My home office turns out to be 2 bags, which allows me to travel without checking bags.

Bag 1: Home
21″ rolling luggage; fits in the overhead compartment

  • About a week’s worth of clothing: 9 t-shirts, 3 jeans, and plenty of underwear and socks
  • Toiletries: 75-100ml toothpaste, toothbrush, mustache wax, deodorant, electric shaver, fingernail trimmers, etc.
  • Fitness: Running shoes and gym shorts
  • Misc: Light but warm jacket, laundry bag, swimwear

Bag 2: Office
17″ laptop/messenger bag; fits under the seat in front of me
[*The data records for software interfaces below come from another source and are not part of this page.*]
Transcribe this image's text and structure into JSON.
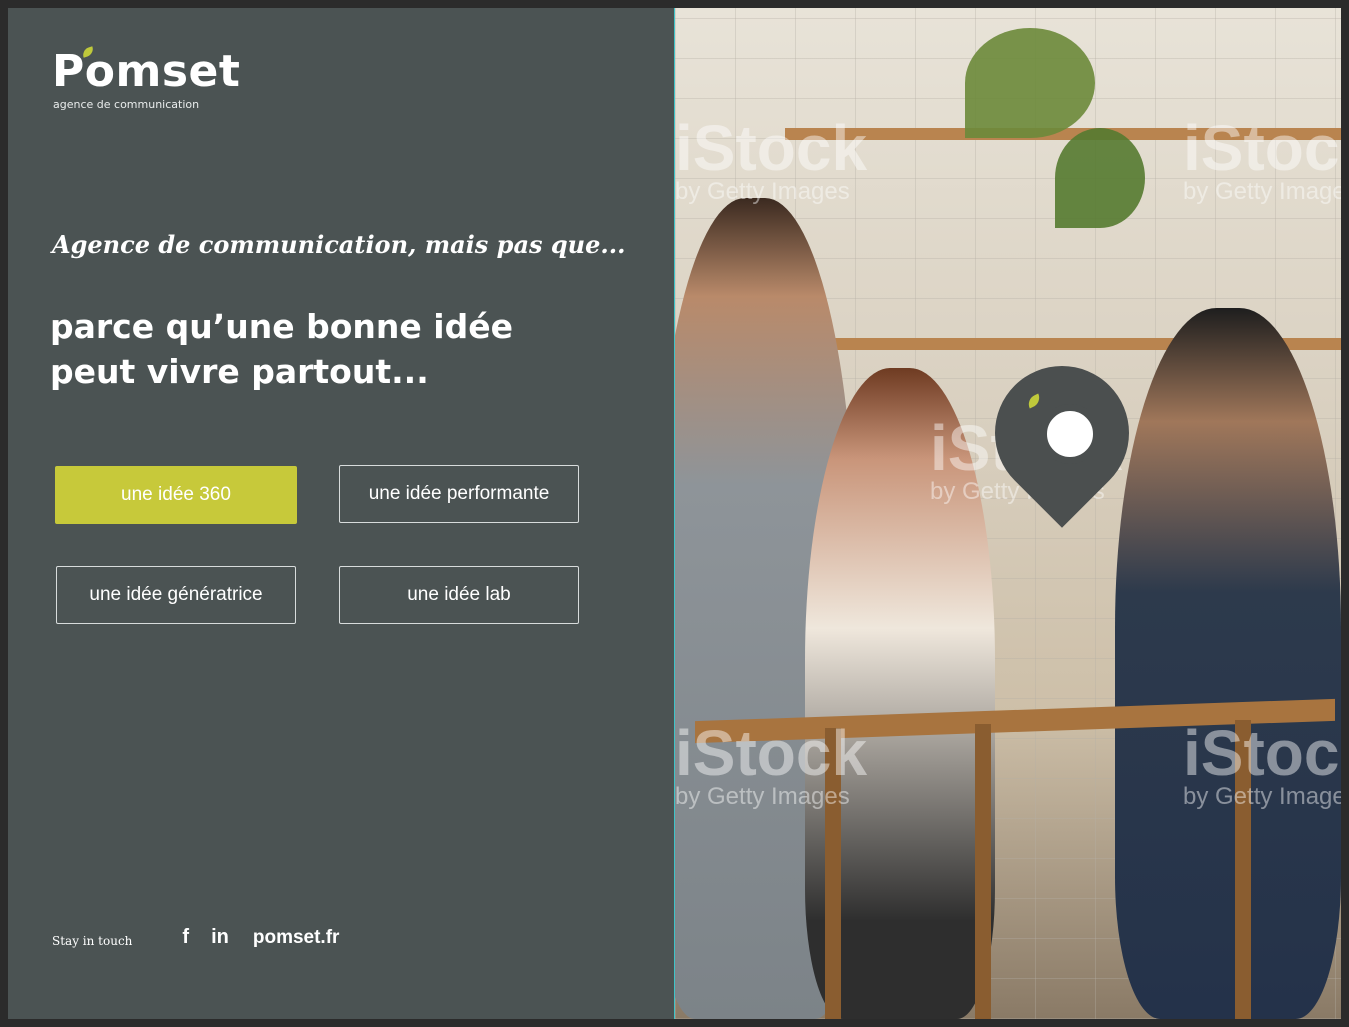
{
  "brand": {
    "name": "Pomset",
    "subtitle": "agence de communication"
  },
  "hero": {
    "tagline": "Agence de communication, mais pas que...",
    "headline_line1": "parce qu’une bonne idée",
    "headline_line2": "peut vivre partout..."
  },
  "buttons": [
    {
      "label": "une idée 360",
      "active": true
    },
    {
      "label": "une idée performante",
      "active": false
    },
    {
      "label": "une idée génératrice",
      "active": false
    },
    {
      "label": "une idée lab",
      "active": false
    }
  ],
  "footer": {
    "stay_label": "Stay in touch",
    "facebook_icon": "f",
    "linkedin_icon": "in",
    "site": "pomset.fr"
  },
  "image": {
    "watermark_brand": "iStock",
    "watermark_sub": "by Getty Images"
  },
  "colors": {
    "panel_bg": "#4b5353",
    "accent": "#c7c93a",
    "divider": "#3fc4c8"
  }
}
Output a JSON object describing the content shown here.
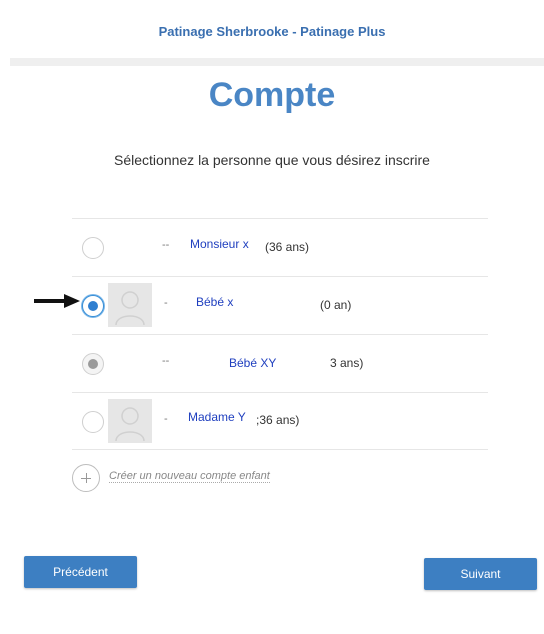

  • Laptop: 15″ MacBook Pro with SSD
  • Electric: International power adapter, power strip, phone/USB charger, laptop charger
  • Productivity despite babies and (not in!) blenders: Noise-cancellation headphones
  • USB External HDD, for large file storage, virtual machines, etc.
  • Photo/Video: Sony NEX-3 18-55mm with microphone accessory
  • Misc: Pocket umbrella, microfiber cloth, checkbook, receipt folder, envelopes, stamps, mini gorilla/tripod, sunglasses

On my person
Always in my pockets

  • Carrier-unlocked GSM phone (Nexus S)
  • Wallet, money clip, bottle-opener combo: Cash, coins, and cards
  • Passport
  • Notebook & pen

What else do you need?

One Year

Just over a year ago, the day before my birthday, I submitted the paperwork for my first business. As I made the transition into self-employment, many people who had known me for years were surprised. They said, “I thought you were already a freelancer!” Nope. I got to live the life by working from home for a company based in the Bay Area.

I don’t talk about my work very much, which leaves people to guess or assume based on what I do or say. Even now, while I should be promoting my business, I find it too self-promotional and pretentious to talk about my work.

There’s a fine line, I think, between sharing and bragging. Between informing and self-promoting. I haven’t always avoided that line as much as I do today.

To the time machine!

“Let me show you how awesome I am.”

Around 5 or 6 years ago, I gave a demo at Refresh Phoenix Demo Night of a site I built for Nike (as part of a very talented team, of course). I was about 20 years old at the time. Even though I kept my age under wraps—hoping to avoid the young hotshot stigma—it was pretty obvious I was young. I couldn’t help but wonder, was I demoing or bragging? Perhaps it was in the eyes of the beholder…

“Do you know who I am?”

It was around that time when I realized that having clients like Mazda, Nike, Ford (SVT), Boeing, Twix, (etc. etc. etc. blah blah blah brag brag brag) didn’t mean much. What it did mean was that I wouldn’t have trouble getting a job if I needed or wanted one. It also meant that people who knew of my work were likely to respect my capabilities, which is an immeasurable feeling for someone who invests so much time and energy into his work. However, in the bigger picture, there’s value in having name recognition within a broader community. I realized I could use my portfolio as back pocket credibility and independently get my name out within the technology community. I became the guinea pig of a series of online social experiments, starting with making random crap techies would find neat and plastering my name all over it. Well, the experiments were an unimaginable success and I wouldn’t be where I am today if it weren’t for those experiments. However, there were unintended negative consequences, including an outward-facing persona James Archer coined as “THE Brian Shaler.”

“So…. what do you do?” – People who have met me since, even after knowing me for 1-2 years

Some things have changed a bit since the early days in my career, and perhaps I’ve overcompensated.

I’m a data visualizationist. My forte has always been making stuff move with code, but I currently focus on data visualization and the many ways you can bring data to life. I’m not going to tell you I’m good at what I do, but I’m happy to show you my work and let you decide for yourself.